**TASK STATEMENT**
Please return every record below exactly as it stands.

**RECORDS FOR THIS TASK**
^^^^

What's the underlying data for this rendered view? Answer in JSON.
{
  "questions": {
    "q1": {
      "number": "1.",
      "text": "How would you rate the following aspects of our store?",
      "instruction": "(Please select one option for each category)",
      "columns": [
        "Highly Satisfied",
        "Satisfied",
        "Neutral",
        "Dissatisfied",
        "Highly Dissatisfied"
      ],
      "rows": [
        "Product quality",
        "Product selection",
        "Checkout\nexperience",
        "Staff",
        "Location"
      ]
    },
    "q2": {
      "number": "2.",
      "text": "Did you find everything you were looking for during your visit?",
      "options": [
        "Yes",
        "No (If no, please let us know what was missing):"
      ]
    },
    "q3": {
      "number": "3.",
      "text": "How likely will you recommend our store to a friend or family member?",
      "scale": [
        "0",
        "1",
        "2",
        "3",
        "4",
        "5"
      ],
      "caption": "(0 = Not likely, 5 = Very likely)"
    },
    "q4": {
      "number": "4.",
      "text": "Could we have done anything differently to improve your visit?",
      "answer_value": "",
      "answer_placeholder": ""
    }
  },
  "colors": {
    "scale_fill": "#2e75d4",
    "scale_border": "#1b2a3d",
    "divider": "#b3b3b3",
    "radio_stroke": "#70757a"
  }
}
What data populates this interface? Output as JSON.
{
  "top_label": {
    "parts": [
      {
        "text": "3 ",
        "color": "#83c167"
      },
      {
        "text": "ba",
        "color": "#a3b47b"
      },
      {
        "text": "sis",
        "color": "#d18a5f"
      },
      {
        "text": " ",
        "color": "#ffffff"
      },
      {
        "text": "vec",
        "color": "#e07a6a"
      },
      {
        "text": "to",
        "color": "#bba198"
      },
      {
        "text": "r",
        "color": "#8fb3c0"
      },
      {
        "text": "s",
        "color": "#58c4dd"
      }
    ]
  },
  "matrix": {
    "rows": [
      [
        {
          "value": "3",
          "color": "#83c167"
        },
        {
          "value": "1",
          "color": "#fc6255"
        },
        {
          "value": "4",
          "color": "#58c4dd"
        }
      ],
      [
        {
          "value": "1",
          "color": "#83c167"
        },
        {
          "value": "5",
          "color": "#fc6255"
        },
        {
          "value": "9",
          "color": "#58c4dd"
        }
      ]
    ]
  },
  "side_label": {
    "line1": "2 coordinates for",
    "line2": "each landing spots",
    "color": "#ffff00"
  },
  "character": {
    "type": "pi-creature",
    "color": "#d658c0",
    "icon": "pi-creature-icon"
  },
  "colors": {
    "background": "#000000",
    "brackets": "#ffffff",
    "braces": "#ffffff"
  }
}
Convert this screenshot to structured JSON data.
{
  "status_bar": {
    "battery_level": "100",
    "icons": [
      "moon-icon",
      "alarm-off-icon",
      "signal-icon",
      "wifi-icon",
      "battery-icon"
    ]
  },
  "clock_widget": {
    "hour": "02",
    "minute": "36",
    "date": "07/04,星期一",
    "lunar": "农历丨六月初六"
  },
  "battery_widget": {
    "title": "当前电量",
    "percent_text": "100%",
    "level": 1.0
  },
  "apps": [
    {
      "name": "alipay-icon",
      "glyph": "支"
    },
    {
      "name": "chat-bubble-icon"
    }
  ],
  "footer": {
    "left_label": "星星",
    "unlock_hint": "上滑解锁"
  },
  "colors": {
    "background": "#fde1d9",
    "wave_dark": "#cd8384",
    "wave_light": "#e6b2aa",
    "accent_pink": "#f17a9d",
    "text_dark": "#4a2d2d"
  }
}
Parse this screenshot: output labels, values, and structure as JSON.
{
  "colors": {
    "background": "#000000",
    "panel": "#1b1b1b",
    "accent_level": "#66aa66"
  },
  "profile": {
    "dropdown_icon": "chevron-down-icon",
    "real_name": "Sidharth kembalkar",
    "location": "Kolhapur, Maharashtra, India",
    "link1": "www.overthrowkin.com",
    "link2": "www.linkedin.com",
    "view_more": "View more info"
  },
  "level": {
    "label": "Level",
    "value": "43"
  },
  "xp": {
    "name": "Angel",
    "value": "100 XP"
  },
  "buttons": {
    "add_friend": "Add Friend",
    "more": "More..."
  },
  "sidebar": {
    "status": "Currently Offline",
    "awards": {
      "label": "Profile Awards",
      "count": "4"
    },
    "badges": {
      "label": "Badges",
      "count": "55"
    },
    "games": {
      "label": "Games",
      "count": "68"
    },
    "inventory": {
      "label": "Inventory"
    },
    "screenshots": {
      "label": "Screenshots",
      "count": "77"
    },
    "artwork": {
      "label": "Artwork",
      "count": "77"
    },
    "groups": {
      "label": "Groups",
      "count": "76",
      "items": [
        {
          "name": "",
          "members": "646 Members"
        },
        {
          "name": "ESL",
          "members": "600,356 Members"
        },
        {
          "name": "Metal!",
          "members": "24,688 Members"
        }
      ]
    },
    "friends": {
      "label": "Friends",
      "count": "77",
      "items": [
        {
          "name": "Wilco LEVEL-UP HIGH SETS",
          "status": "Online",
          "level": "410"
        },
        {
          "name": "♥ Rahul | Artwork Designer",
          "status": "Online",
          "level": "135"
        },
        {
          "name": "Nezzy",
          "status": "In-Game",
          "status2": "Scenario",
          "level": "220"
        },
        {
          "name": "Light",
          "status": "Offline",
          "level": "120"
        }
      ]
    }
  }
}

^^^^

**YOUR SOLUTION**
What's the underlying data for this rendered view? Answer in JSON.
{
  "questions": {
    "q1": {
      "number": "1.",
      "text": "How would you rate the following aspects of our store?",
      "instruction": "(Please select one option for each category)",
      "columns": [
        "Highly Satisfied",
        "Satisfied",
        "Neutral",
        "Dissatisfied",
        "Highly Dissatisfied"
      ],
      "rows": [
        "Product quality",
        "Product selection",
        "Checkout\nexperience",
        "Staff",
        "Location"
      ]
    },
    "q2": {
      "number": "2.",
      "text": "Did you find everything you were looking for during your visit?",
      "options": [
        "Yes",
        "No (If no, please let us know what was missing):"
      ]
    },
    "q3": {
      "number": "3.",
      "text": "How likely will you recommend our store to a friend or family member?",
      "scale": [
        "0",
        "1",
        "2",
        "3",
        "4",
        "5"
      ],
      "caption": "(0 = Not likely, 5 = Very likely)"
    },
    "q4": {
      "number": "4.",
      "text": "Could we have done anything differently to improve your visit?",
      "answer_value": "",
      "answer_placeholder": ""
    }
  },
  "colors": {
    "scale_fill": "#2e75d4",
    "scale_border": "#1b2a3d",
    "divider": "#b3b3b3",
    "radio_stroke": "#70757a"
  }
}
What data populates this interface? Output as JSON.
{
  "top_label": {
    "parts": [
      {
        "text": "3 ",
        "color": "#83c167"
      },
      {
        "text": "ba",
        "color": "#a3b47b"
      },
      {
        "text": "sis",
        "color": "#d18a5f"
      },
      {
        "text": " ",
        "color": "#ffffff"
      },
      {
        "text": "vec",
        "color": "#e07a6a"
      },
      {
        "text": "to",
        "color": "#bba198"
      },
      {
        "text": "r",
        "color": "#8fb3c0"
      },
      {
        "text": "s",
        "color": "#58c4dd"
      }
    ]
  },
  "matrix": {
    "rows": [
      [
        {
          "value": "3",
          "color": "#83c167"
        },
        {
          "value": "1",
          "color": "#fc6255"
        },
        {
          "value": "4",
          "color": "#58c4dd"
        }
      ],
      [
        {
          "value": "1",
          "color": "#83c167"
        },
        {
          "value": "5",
          "color": "#fc6255"
        },
        {
          "value": "9",
          "color": "#58c4dd"
        }
      ]
    ]
  },
  "side_label": {
    "line1": "2 coordinates for",
    "line2": "each landing spots",
    "color": "#ffff00"
  },
  "character": {
    "type": "pi-creature",
    "color": "#d658c0",
    "icon": "pi-creature-icon"
  },
  "colors": {
    "background": "#000000",
    "brackets": "#ffffff",
    "braces": "#ffffff"
  }
}
Convert this screenshot to structured JSON data.
{
  "status_bar": {
    "battery_level": "100",
    "icons": [
      "moon-icon",
      "alarm-off-icon",
      "signal-icon",
      "wifi-icon",
      "battery-icon"
    ]
  },
  "clock_widget": {
    "hour": "02",
    "minute": "36",
    "date": "07/04,星期一",
    "lunar": "农历丨六月初六"
  },
  "battery_widget": {
    "title": "当前电量",
    "percent_text": "100%",
    "level": 1.0
  },
  "apps": [
    {
      "name": "alipay-icon",
      "glyph": "支"
    },
    {
      "name": "chat-bubble-icon"
    }
  ],
  "footer": {
    "left_label": "星星",
    "unlock_hint": "上滑解锁"
  },
  "colors": {
    "background": "#fde1d9",
    "wave_dark": "#cd8384",
    "wave_light": "#e6b2aa",
    "accent_pink": "#f17a9d",
    "text_dark": "#4a2d2d"
  }
}
Parse this screenshot: output labels, values, and structure as JSON.
{
  "colors": {
    "background": "#000000",
    "panel": "#1b1b1b",
    "accent_level": "#66aa66"
  },
  "profile": {
    "dropdown_icon": "chevron-down-icon",
    "real_name": "Sidharth kembalkar",
    "location": "Kolhapur, Maharashtra, India",
    "link1": "www.overthrowkin.com",
    "link2": "www.linkedin.com",
    "view_more": "View more info"
  },
  "level": {
    "label": "Level",
    "value": "43"
  },
  "xp": {
    "name": "Angel",
    "value": "100 XP"
  },
  "buttons": {
    "add_friend": "Add Friend",
    "more": "More..."
  },
  "sidebar": {
    "status": "Currently Offline",
    "awards": {
      "label": "Profile Awards",
      "count": "4"
    },
    "badges": {
      "label": "Badges",
      "count": "55"
    },
    "games": {
      "label": "Games",
      "count": "68"
    },
    "inventory": {
      "label": "Inventory"
    },
    "screenshots": {
      "label": "Screenshots",
      "count": "77"
    },
    "artwork": {
      "label": "Artwork",
      "count": "77"
    },
    "groups": {
      "label": "Groups",
      "count": "76",
      "items": [
        {
          "name": "",
          "members": "646 Members"
        },
        {
          "name": "ESL",
          "members": "600,356 Members"
        },
        {
          "name": "Metal!",
          "members": "24,688 Members"
        }
      ]
    },
    "friends": {
      "label": "Friends",
      "count": "77",
      "items": [
        {
          "name": "Wilco LEVEL-UP HIGH SETS",
          "status": "Online",
          "level": "410"
        },
        {
          "name": "♥ Rahul | Artwork Designer",
          "status": "Online",
          "level": "135"
        },
        {
          "name": "Nezzy",
          "status": "In-Game",
          "status2": "Scenario",
          "level": "220"
        },
        {
          "name": "Light",
          "status": "Offline",
          "level": "120"
        }
      ]
    }
  }
}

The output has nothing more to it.